“He could not deny that the beauty, the youth, the gracefulness, of the countess had made some impression on him: but his nature was entirely averse to all empty gallantry, and his principles forbade any thought of more serious enterprises; so that his perplexity at this moment was in truth extreme. The fear of displeasing the countess, and that of pleasing her too well, were equally busy in his mind.”
Johann Wolfgang von Goethe, Wilhelm Meister's Apprenticeship
“Unhappily, moreover, on such occasions, a multitude of painful discoveries about my own sex were forced upon me; and, in truth, I was then wiser, as a girl of sixteen, than I now am, now that I scarcely understand myself. Why are we so wise when young,—so wise, and ever growing less so?”
Johann Wolfgang von Goethe, Wilhelm Meister's Apprenticeship
“Men are so inclined to content themselves with what is commonest; the spirit and the senses so easily grow dead to the impressions of the beautiful and perfect,—that every one should study, by all methods, to nourish in his mind the faculty of feeling these things. For no man can bear to be entirely deprived of such enjoyments: it is only because they are not used to taste of what is excellent that the generality of people take delight in silly and insipid things, provided they be new. For this reason," he would add, "one ought, every day at least, to hear a little song, read a good poem, see a fine picture, and, if it were possible, to speak a few reasonable words.”

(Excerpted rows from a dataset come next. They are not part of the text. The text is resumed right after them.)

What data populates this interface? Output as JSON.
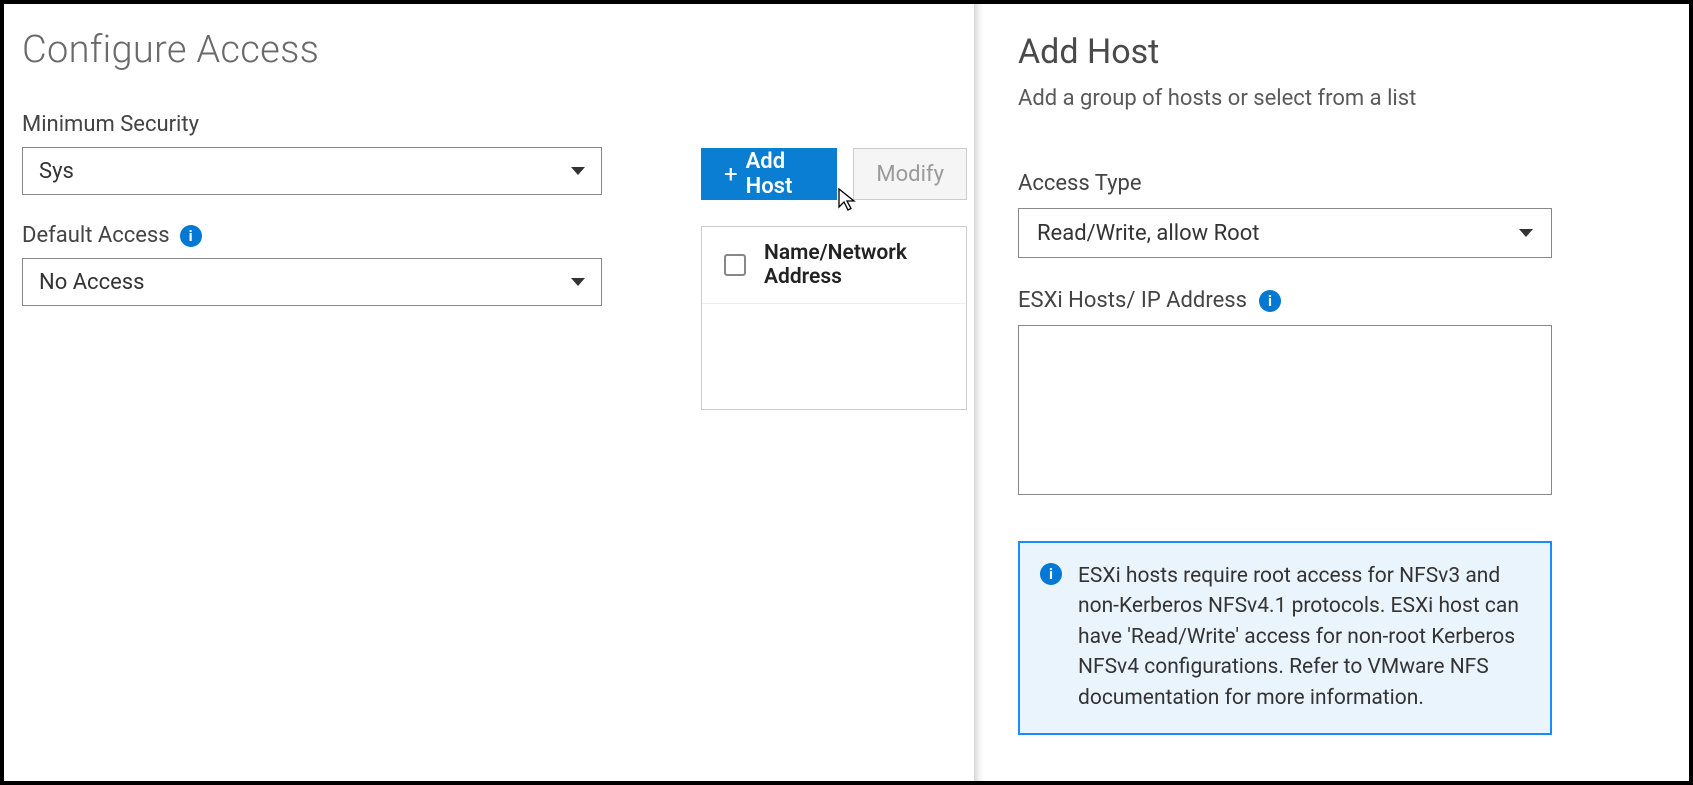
{
  "left": {
    "title": "Configure Access",
    "min_security_label": "Minimum Security",
    "min_security_value": "Sys",
    "default_access_label": "Default Access",
    "default_access_value": "No Access"
  },
  "toolbar": {
    "add_host_label": "Add Host",
    "modify_label": "Modify",
    "table_header": "Name/Network Address"
  },
  "panel": {
    "title": "Add Host",
    "subtitle": "Add a group of hosts or select from a list",
    "access_type_label": "Access Type",
    "access_type_value": "Read/Write, allow Root",
    "hosts_label": "ESXi Hosts/ IP Address",
    "hosts_value": "",
    "info_text": "ESXi hosts require root access for NFSv3 and non-Kerberos NFSv4.1 protocols. ESXi host can have 'Read/Write' access for non-root Kerberos NFSv4 configurations. Refer to VMware NFS documentation for more information."
  }
}
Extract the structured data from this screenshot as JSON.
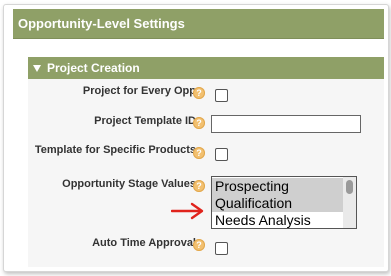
{
  "top_header": {
    "title": "Opportunity-Level Settings"
  },
  "section": {
    "title": "Project Creation",
    "fields": {
      "project_for_every_opp": {
        "label": "Project for Every Opp",
        "checked": false
      },
      "project_template_id": {
        "label": "Project Template ID",
        "value": ""
      },
      "template_for_specific_products": {
        "label": "Template for Specific Products",
        "checked": false
      },
      "opportunity_stage_values": {
        "label": "Opportunity Stage Values",
        "options": [
          {
            "text": "Prospecting",
            "selected": true
          },
          {
            "text": "Qualification",
            "selected": true
          },
          {
            "text": "Needs Analysis",
            "selected": false
          }
        ]
      },
      "auto_time_approval": {
        "label": "Auto Time Approval",
        "checked": false
      }
    }
  },
  "help_icon_glyph": "?",
  "colors": {
    "header_green": "#8fa067",
    "section_bg": "#f6f6f6",
    "help_orange": "#f2c070",
    "selection_gray": "#cfcfcf",
    "annotation_red": "#e0231c"
  }
}
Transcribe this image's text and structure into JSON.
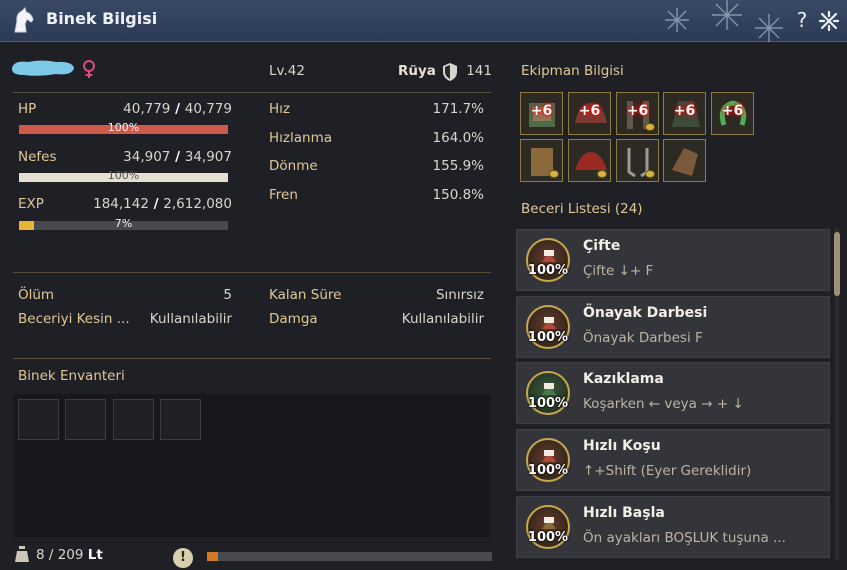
{
  "window": {
    "title": "Binek Bilgisi",
    "help_label": "?"
  },
  "profile": {
    "level": "Lv.42",
    "skill_type": "Rüya",
    "defense": "141"
  },
  "stats": {
    "hp": {
      "label": "HP",
      "current": "40,779",
      "sep": " / ",
      "max": "40,779",
      "pct_label": "100%",
      "fill": 1.0
    },
    "stamina": {
      "label": "Nefes",
      "current": "34,907",
      "sep": " / ",
      "max": "34,907",
      "pct_label": "100%",
      "fill": 1.0
    },
    "exp": {
      "label": "EXP",
      "current": "184,142",
      "sep": " / ",
      "max": "2,612,080",
      "pct_label": "7%",
      "fill": 0.07
    }
  },
  "movement": [
    {
      "label": "Hız",
      "value": "171.7%"
    },
    {
      "label": "Hızlanma",
      "value": "164.0%"
    },
    {
      "label": "Dönme",
      "value": "155.9%"
    },
    {
      "label": "Fren",
      "value": "150.8%"
    }
  ],
  "info": {
    "death_label": "Ölüm",
    "death_value": "5",
    "skill_change_label": "Beceriyi Kesin ...",
    "skill_change_value": "Kullanılabilir",
    "time_label": "Kalan Süre",
    "time_value": "Sınırsız",
    "brand_label": "Damga",
    "brand_value": "Kullanılabilir"
  },
  "inventory": {
    "title": "Binek Envanteri",
    "weight": "8 / 209",
    "weight_unit": "Lt",
    "warn_label": "!",
    "weight_fill": 0.04
  },
  "equipment": {
    "title": "Ekipman Bilgisi",
    "enhanced": [
      "+6",
      "+6",
      "+6",
      "+6",
      "+6"
    ]
  },
  "skills": {
    "title": "Beceri Listesi (24)",
    "items": [
      {
        "name": "Çifte",
        "key": "Çifte ↓+ F",
        "pct": "100%"
      },
      {
        "name": "Önayak Darbesi",
        "key": "Önayak Darbesi F",
        "pct": "100%"
      },
      {
        "name": "Kazıklama",
        "key": "Koşarken ← veya → + ↓",
        "pct": "100%"
      },
      {
        "name": "Hızlı Koşu",
        "key": "↑+Shift (Eyer Gereklidir)",
        "pct": "100%"
      },
      {
        "name": "Hızlı Başla",
        "key": "Ön ayakları BOŞLUK tuşuna ...",
        "pct": "100%"
      }
    ]
  },
  "colors": {
    "accent": "#e2c796",
    "hp": "#cf5a4b",
    "stamina": "#e4dfcf",
    "exp": "#e8b53a",
    "weight": "#cf7a22",
    "title_bar": "#2b3a55"
  }
}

Johann Wolfgang von Goethe, Wilhelm Meister's Apprenticeship
“We first observe how dreary and disagreeable an overclouded day is when a single sunbeam pierces through, and offers to us the exhilarating splendor of a serene hour.”

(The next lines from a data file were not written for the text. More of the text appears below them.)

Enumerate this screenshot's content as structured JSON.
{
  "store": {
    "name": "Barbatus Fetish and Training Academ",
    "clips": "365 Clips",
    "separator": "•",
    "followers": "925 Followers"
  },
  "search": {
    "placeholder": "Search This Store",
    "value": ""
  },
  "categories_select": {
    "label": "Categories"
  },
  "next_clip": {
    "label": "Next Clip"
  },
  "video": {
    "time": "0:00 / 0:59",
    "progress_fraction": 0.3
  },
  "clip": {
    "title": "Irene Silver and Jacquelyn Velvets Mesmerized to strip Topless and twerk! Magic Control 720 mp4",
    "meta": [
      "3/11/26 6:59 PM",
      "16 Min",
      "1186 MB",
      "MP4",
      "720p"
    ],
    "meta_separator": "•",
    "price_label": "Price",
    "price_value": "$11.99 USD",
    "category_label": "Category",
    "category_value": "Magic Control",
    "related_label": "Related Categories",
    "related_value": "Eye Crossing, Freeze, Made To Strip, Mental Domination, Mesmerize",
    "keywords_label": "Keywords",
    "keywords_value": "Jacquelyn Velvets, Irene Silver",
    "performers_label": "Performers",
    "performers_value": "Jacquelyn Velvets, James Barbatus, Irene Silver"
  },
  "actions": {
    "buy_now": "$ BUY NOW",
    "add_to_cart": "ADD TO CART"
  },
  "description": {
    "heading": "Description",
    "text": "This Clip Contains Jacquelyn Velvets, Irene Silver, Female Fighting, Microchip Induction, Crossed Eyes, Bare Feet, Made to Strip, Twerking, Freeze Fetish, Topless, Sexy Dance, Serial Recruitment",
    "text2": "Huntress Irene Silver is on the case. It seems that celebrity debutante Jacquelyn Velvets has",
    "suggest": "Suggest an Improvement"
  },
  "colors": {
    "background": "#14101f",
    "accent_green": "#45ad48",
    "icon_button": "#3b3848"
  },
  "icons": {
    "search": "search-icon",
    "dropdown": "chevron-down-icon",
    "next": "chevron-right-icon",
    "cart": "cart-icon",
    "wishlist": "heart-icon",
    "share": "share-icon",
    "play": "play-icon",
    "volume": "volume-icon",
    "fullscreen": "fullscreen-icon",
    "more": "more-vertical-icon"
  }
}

Johann Wolfgang von Goethe, Wilhelm Meister's Apprenticeship
“It was as if my soul were thinking separately from the body: she looked upon the body as a foreign substance, as we look upon a garment. She pictured with extreme vivacity events and times long past, and felt, by means of this, events that were to follow. Those times are all gone by; what follows likewise will go by; the body, too, will fall to pieces like a vesture; but I, the well-known I, I am.”
Johann Wolfgang von Goethe, Wilhelm Meister's Apprenticeship

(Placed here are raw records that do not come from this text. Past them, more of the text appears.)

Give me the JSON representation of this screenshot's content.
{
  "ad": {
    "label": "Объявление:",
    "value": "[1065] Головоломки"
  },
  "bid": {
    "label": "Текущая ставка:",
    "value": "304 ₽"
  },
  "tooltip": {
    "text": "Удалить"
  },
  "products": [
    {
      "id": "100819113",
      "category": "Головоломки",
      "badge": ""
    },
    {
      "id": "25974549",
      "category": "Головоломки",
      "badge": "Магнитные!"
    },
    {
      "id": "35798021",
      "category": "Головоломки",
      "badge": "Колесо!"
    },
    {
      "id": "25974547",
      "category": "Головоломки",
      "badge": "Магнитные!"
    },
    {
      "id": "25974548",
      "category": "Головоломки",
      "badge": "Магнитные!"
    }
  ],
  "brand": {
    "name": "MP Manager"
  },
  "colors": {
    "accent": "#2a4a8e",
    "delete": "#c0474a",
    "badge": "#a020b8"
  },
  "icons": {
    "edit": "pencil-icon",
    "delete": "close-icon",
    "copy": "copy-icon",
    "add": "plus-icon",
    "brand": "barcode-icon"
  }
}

“Значи, всичко нищо не струва, ако го няма единственото, което е по-скъпо от целия сбор на останалото!”
Йохан Волфганг фон Гьоте, Вилхелм Майстер - Години на учение
“I, for my share, cannot understand," continued she, "how men have made themselves believe that God speaks to us through books and histories. The man to whom the universe does not reveal directly what relation it has to him, whose heart does not tell him what he owes to himself and others, that man will scarcely learn it out of books, which generally do little more than give our errors names.”
Johann Wolfgang von Goethe, Wilhelm Meister's Apprenticeship
“In all provinces of life, it is unhappily the case, that whatever is to be accomplished by a number of co-operating men and circumstances cannot long continue perfect. Of an acting company as well as of a kingdom, of a circle of friends as well as of an army, you may commonly select the moment when it may be said that all was standing on the highest pinnacle of harmony, perfection, contentment, and activity. But alterations will ere long occur; the individuals that compose the body often change; new members are added; the persons are no longer suited to the circumstances, or the circumstances to the persons; what was formerly united quickly falls asunder.”
Johann Wolfgang von Goethe, Wilhelm Meister's Apprenticeship
“Ако приемаме - казваше ти - хората такива, каквито са, ние ги правим само по-лоши; ако се държим с тях, като че ли са такива, каквито би трябвало да бъдат, ние ги извеждаме там, където е необходимо да стигнат.”
Йохан Волфганг фон Гьоте, Вилхелм Майстер - Години на учение